═══ Records provided

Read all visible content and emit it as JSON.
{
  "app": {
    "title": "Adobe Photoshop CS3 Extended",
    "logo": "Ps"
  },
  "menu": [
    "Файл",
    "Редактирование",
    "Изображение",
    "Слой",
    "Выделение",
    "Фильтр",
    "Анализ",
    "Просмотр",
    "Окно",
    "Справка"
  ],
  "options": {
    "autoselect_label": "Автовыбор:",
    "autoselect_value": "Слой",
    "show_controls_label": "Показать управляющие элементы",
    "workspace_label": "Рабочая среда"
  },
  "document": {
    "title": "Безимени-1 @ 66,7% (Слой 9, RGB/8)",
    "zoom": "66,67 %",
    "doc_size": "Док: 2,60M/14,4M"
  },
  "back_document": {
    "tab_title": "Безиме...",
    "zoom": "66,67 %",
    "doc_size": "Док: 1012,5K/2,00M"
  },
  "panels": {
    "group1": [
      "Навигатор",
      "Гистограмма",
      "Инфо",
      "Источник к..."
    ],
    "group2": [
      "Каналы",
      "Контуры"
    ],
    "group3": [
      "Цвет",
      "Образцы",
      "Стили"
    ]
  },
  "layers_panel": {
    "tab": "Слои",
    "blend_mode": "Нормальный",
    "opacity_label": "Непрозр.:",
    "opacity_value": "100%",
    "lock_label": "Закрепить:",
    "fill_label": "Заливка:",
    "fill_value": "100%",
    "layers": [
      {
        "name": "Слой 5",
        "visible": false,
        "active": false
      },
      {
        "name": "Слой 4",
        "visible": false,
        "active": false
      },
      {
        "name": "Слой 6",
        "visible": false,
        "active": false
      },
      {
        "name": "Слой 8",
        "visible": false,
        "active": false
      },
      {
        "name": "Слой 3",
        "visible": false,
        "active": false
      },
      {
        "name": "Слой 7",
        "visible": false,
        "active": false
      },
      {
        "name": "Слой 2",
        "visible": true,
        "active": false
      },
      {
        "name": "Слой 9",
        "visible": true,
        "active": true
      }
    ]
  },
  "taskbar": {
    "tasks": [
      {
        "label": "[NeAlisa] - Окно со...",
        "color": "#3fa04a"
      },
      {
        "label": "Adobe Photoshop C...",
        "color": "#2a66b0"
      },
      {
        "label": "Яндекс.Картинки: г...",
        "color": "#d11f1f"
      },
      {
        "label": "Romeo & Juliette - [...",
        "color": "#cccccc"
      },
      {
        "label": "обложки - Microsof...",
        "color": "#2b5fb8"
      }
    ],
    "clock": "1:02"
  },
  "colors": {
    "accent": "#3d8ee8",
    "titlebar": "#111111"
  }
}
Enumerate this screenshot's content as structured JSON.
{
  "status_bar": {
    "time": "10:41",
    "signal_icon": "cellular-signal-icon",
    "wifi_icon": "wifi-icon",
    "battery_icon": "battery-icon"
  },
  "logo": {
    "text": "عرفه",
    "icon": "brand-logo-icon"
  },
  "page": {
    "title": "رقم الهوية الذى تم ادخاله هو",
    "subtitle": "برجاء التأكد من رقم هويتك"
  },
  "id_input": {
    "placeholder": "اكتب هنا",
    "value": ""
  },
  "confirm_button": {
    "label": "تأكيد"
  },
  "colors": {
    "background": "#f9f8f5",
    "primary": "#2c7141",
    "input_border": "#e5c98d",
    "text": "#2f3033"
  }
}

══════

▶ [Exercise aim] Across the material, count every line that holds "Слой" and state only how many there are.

▶ [Completed exercise] 11